## EXERCISE GOAL
Every entry must be set down exactly in the answer; no pictures should appear.

[Data extracted from a collection]
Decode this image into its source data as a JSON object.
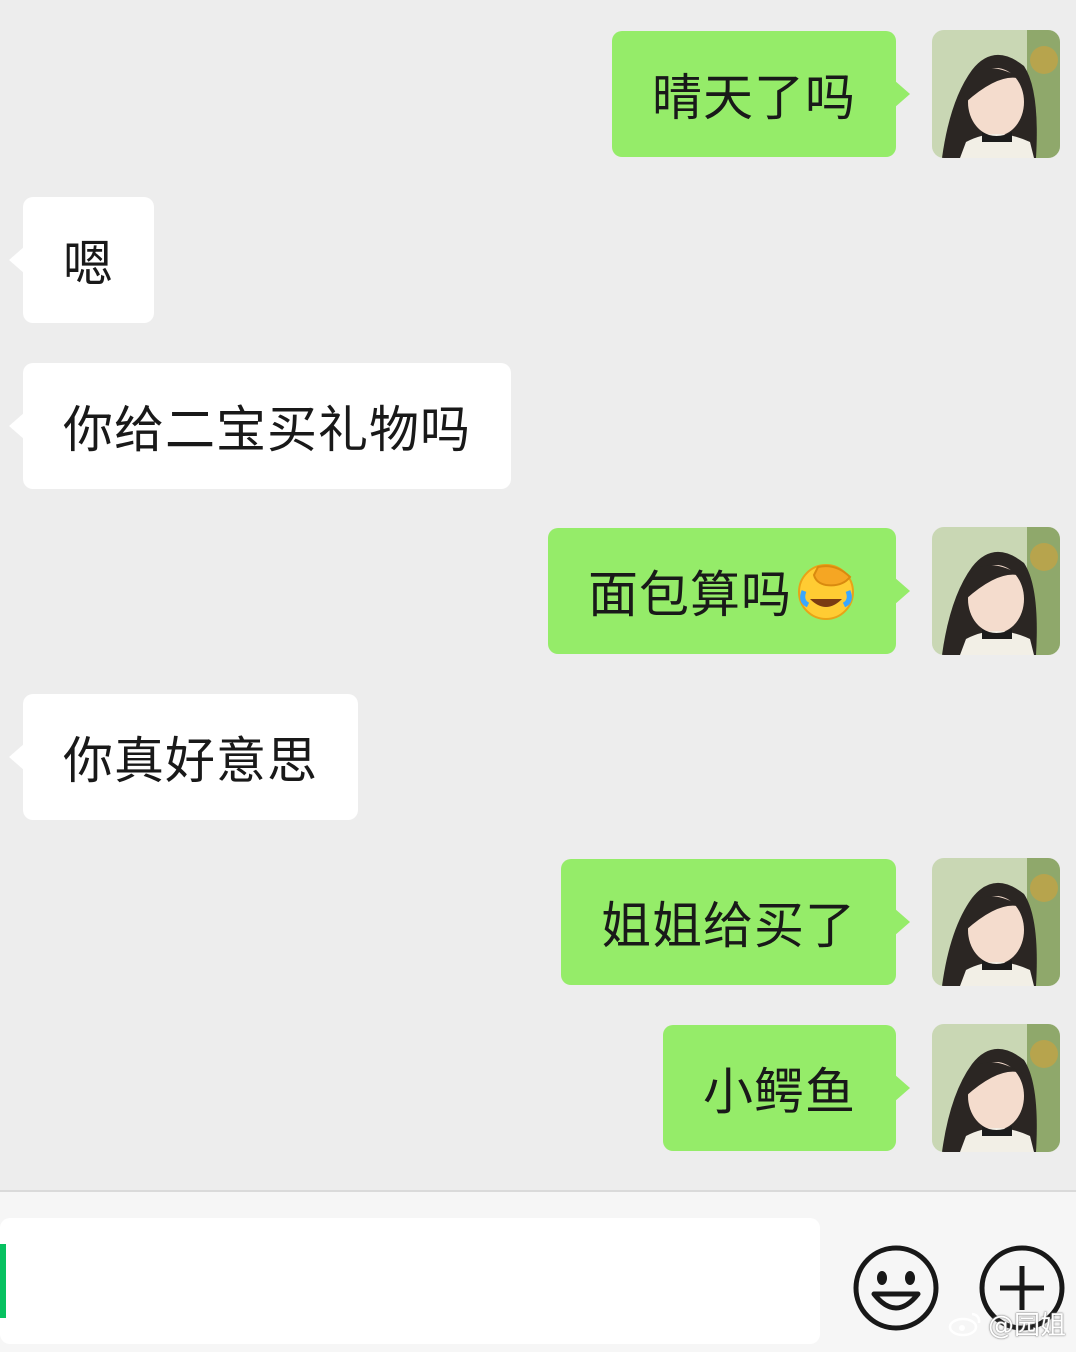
{
  "messages": [
    {
      "side": "right",
      "text": "晴天了吗"
    },
    {
      "side": "left",
      "text": "嗯"
    },
    {
      "side": "left",
      "text": "你给二宝买礼物吗"
    },
    {
      "side": "right",
      "text": "面包算吗",
      "emoji": "face-palm-laughing-emoji"
    },
    {
      "side": "left",
      "text": "你真好意思"
    },
    {
      "side": "right",
      "text": "姐姐给买了"
    },
    {
      "side": "right",
      "text": "小鳄鱼"
    }
  ],
  "input": {
    "value": ""
  },
  "icons": {
    "emoji_button": "smiley-icon",
    "more_button": "plus-circle-icon",
    "watermark_logo": "weibo-logo-icon"
  },
  "watermark": {
    "text": "@园姐"
  },
  "colors": {
    "sent_bubble": "#95ec69",
    "received_bubble": "#ffffff",
    "background": "#ededed",
    "cursor": "#07c160"
  }
}
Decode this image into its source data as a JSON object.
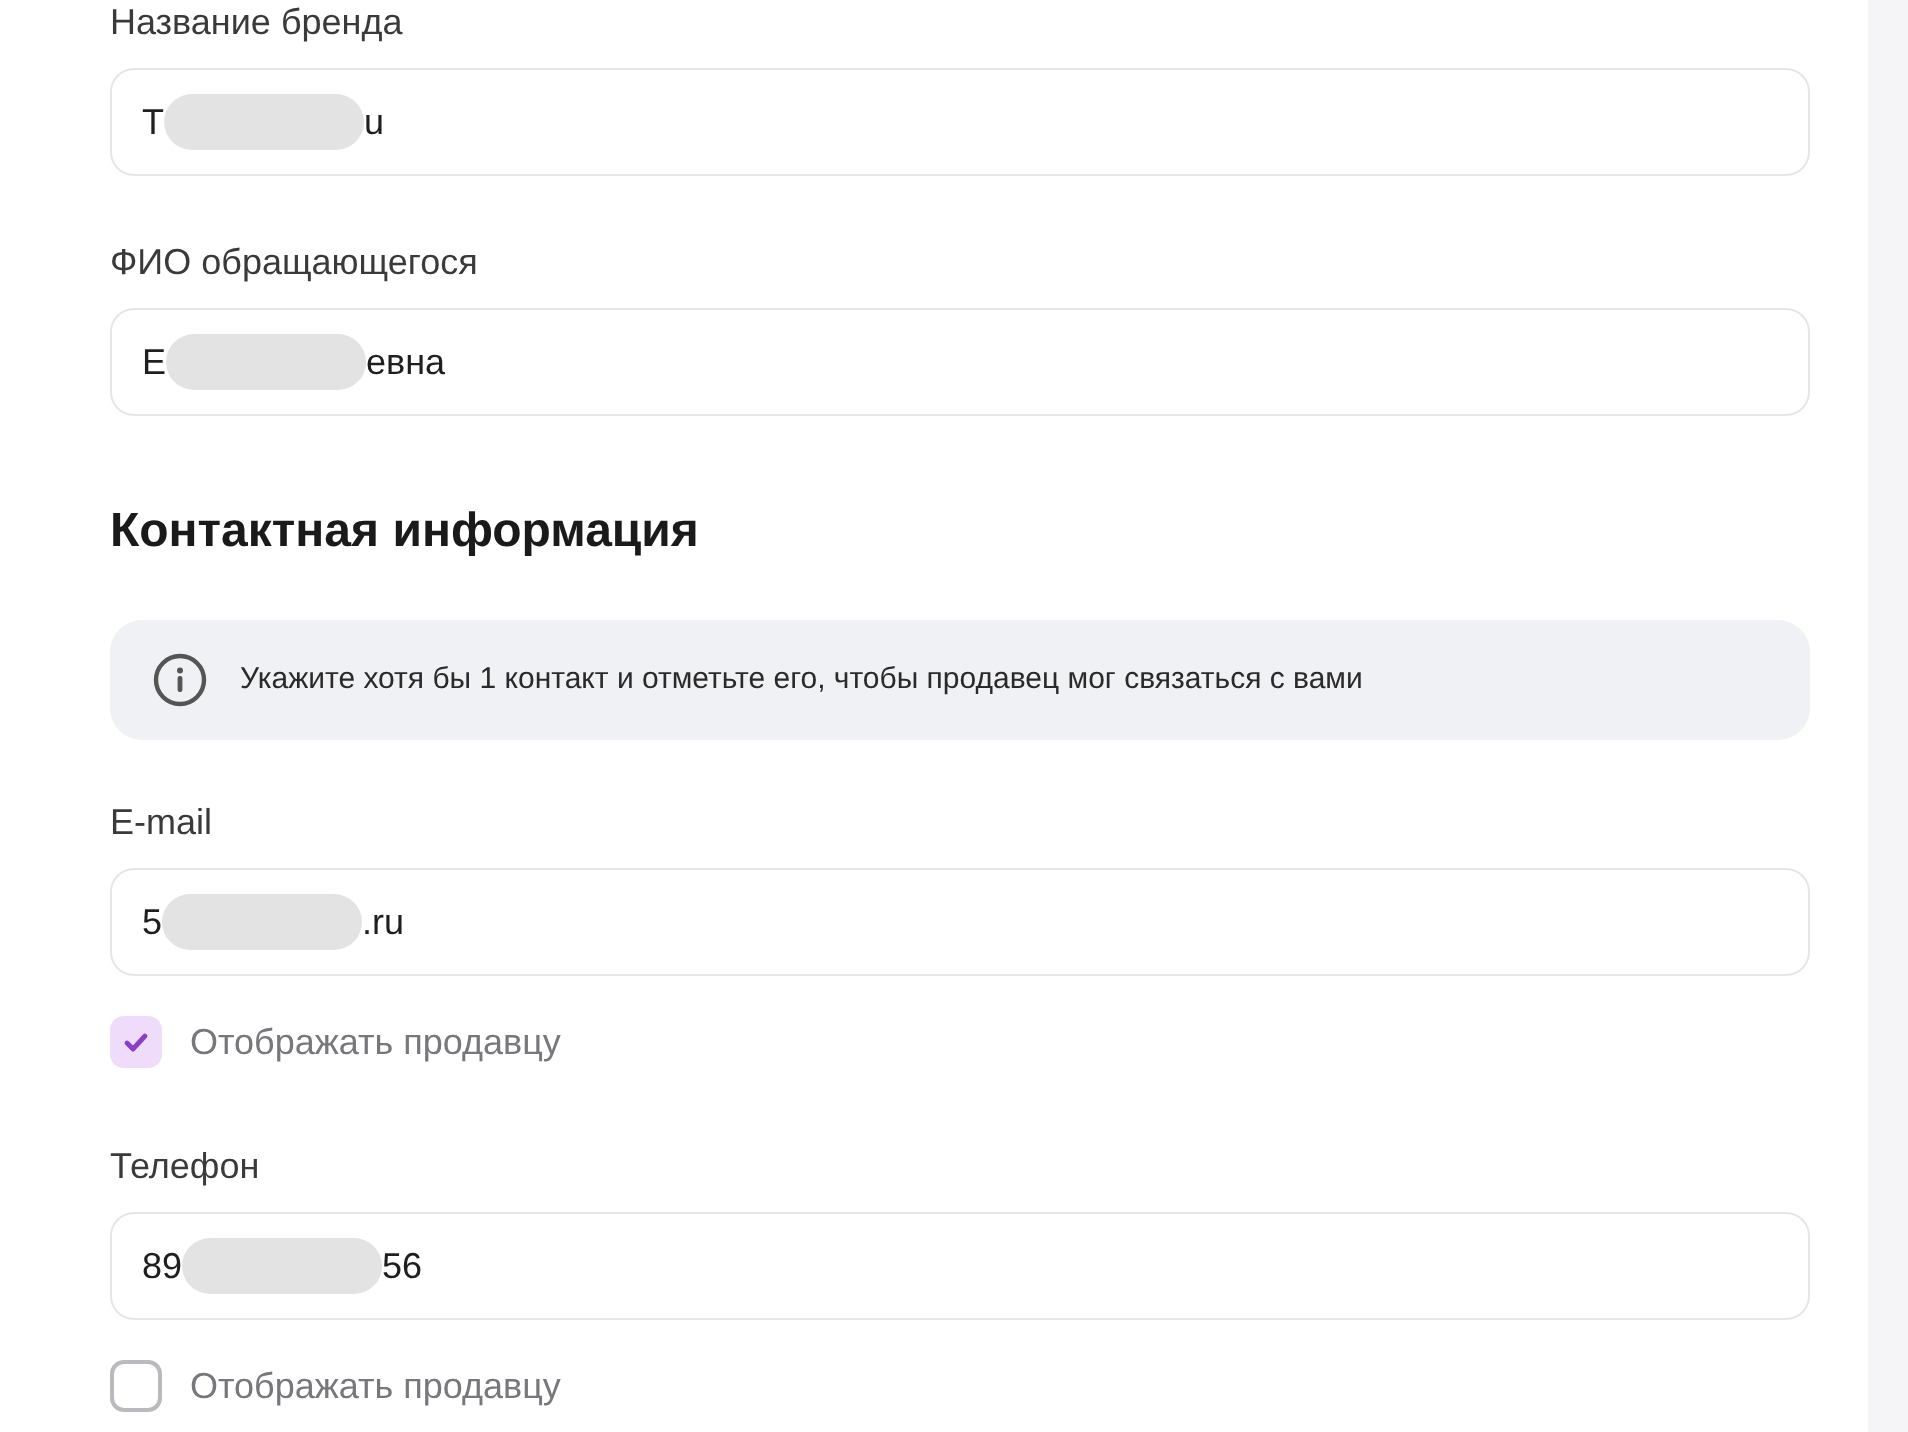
{
  "fields_top": [
    {
      "label": "Название бренда",
      "value_parts": [
        "Т",
        "u"
      ]
    },
    {
      "label": "ФИО обращающегося",
      "value_parts": [
        "Е",
        "евна"
      ]
    }
  ],
  "section": {
    "title": "Контактная информация",
    "notice": "Укажите хотя бы 1 контакт и отметьте его, чтобы продавец мог связаться с вами"
  },
  "contacts": [
    {
      "label": "E-mail",
      "value_parts": [
        "5",
        ".ru"
      ],
      "show_to_seller": {
        "label": "Отображать продавцу",
        "checked": true
      }
    },
    {
      "label": "Телефон",
      "value_parts": [
        "89",
        "56"
      ],
      "show_to_seller": {
        "label": "Отображать продавцу",
        "checked": false
      }
    }
  ]
}
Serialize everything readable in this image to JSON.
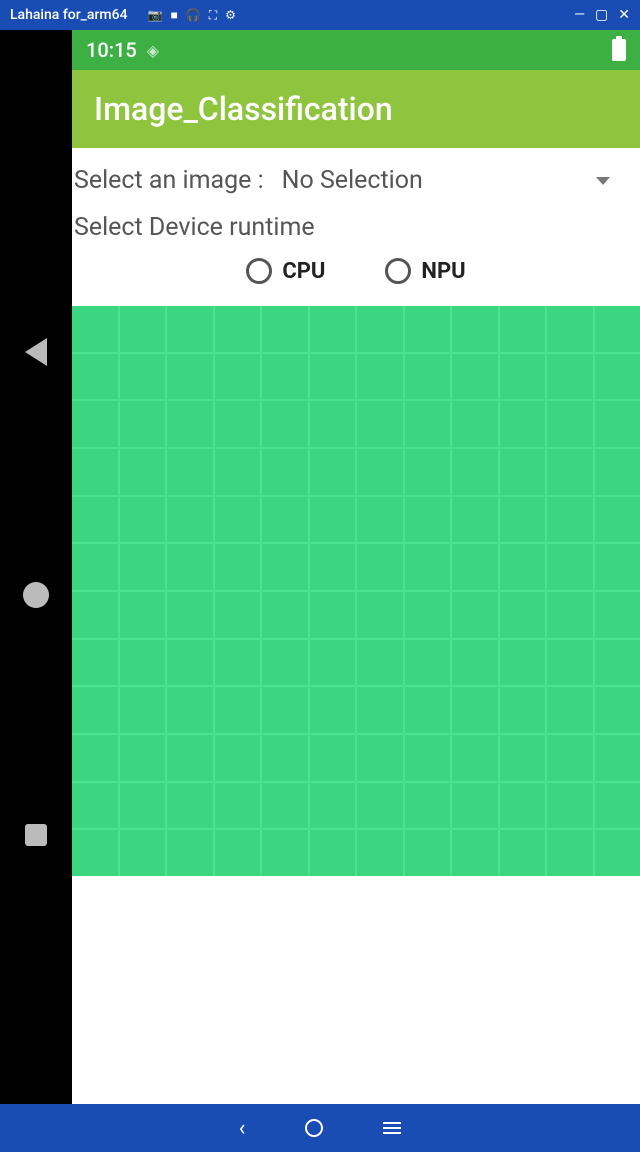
{
  "window": {
    "title": "Lahaina for_arm64",
    "icons": {
      "camera": "camera-icon",
      "video": "video-icon",
      "headphone": "headphone-icon",
      "fullscreen": "fullscreen-icon",
      "settings": "settings-icon"
    },
    "controls": {
      "minimize": "—",
      "maximize": "▢",
      "close": "✕"
    }
  },
  "status": {
    "time": "10:15"
  },
  "app": {
    "title": "Image_Classification"
  },
  "select_image": {
    "label": "Select an image :",
    "value": "No Selection"
  },
  "runtime": {
    "label": "Select Device runtime",
    "options": {
      "cpu": "CPU",
      "npu": "NPU"
    }
  },
  "colors": {
    "emulator_chrome": "#1a4db3",
    "status_bar": "#3cb043",
    "app_bar": "#8fc53e",
    "preview_tile": "#3dd680",
    "preview_bg": "#4be38e"
  }
}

## SOLUTION TO THIS TASK
Decode this image into its source data as a JSON object.
{
  "messages": [
    {
      "side": "right",
      "text": "晴天了吗"
    },
    {
      "side": "left",
      "text": "嗯"
    },
    {
      "side": "left",
      "text": "你给二宝买礼物吗"
    },
    {
      "side": "right",
      "text": "面包算吗",
      "emoji": "face-palm-laughing-emoji"
    },
    {
      "side": "left",
      "text": "你真好意思"
    },
    {
      "side": "right",
      "text": "姐姐给买了"
    },
    {
      "side": "right",
      "text": "小鳄鱼"
    }
  ],
  "input": {
    "value": ""
  },
  "icons": {
    "emoji_button": "smiley-icon",
    "more_button": "plus-circle-icon",
    "watermark_logo": "weibo-logo-icon"
  },
  "watermark": {
    "text": "@园姐"
  },
  "colors": {
    "sent_bubble": "#95ec69",
    "received_bubble": "#ffffff",
    "background": "#ededed",
    "cursor": "#07c160"
  }
}
Decode this image into its source data as a JSON object.
{
  "fields_top": [
    {
      "label": "Название бренда",
      "value_parts": [
        "Т",
        "u"
      ]
    },
    {
      "label": "ФИО обращающегося",
      "value_parts": [
        "Е",
        "евна"
      ]
    }
  ],
  "section": {
    "title": "Контактная информация",
    "notice": "Укажите хотя бы 1 контакт и отметьте его, чтобы продавец мог связаться с вами"
  },
  "contacts": [
    {
      "label": "E-mail",
      "value_parts": [
        "5",
        ".ru"
      ],
      "show_to_seller": {
        "label": "Отображать продавцу",
        "checked": true
      }
    },
    {
      "label": "Телефон",
      "value_parts": [
        "89",
        "56"
      ],
      "show_to_seller": {
        "label": "Отображать продавцу",
        "checked": false
      }
    }
  ]
}
Serialize everything readable in this image to JSON.
{
  "window": {
    "title": "Lahaina for_arm64",
    "icons": {
      "camera": "camera-icon",
      "video": "video-icon",
      "headphone": "headphone-icon",
      "fullscreen": "fullscreen-icon",
      "settings": "settings-icon"
    },
    "controls": {
      "minimize": "—",
      "maximize": "▢",
      "close": "✕"
    }
  },
  "status": {
    "time": "10:15"
  },
  "app": {
    "title": "Image_Classification"
  },
  "select_image": {
    "label": "Select an image :",
    "value": "No Selection"
  },
  "runtime": {
    "label": "Select Device runtime",
    "options": {
      "cpu": "CPU",
      "npu": "NPU"
    }
  },
  "colors": {
    "emulator_chrome": "#1a4db3",
    "status_bar": "#3cb043",
    "app_bar": "#8fc53e",
    "preview_tile": "#3dd680",
    "preview_bg": "#4be38e"
  }
}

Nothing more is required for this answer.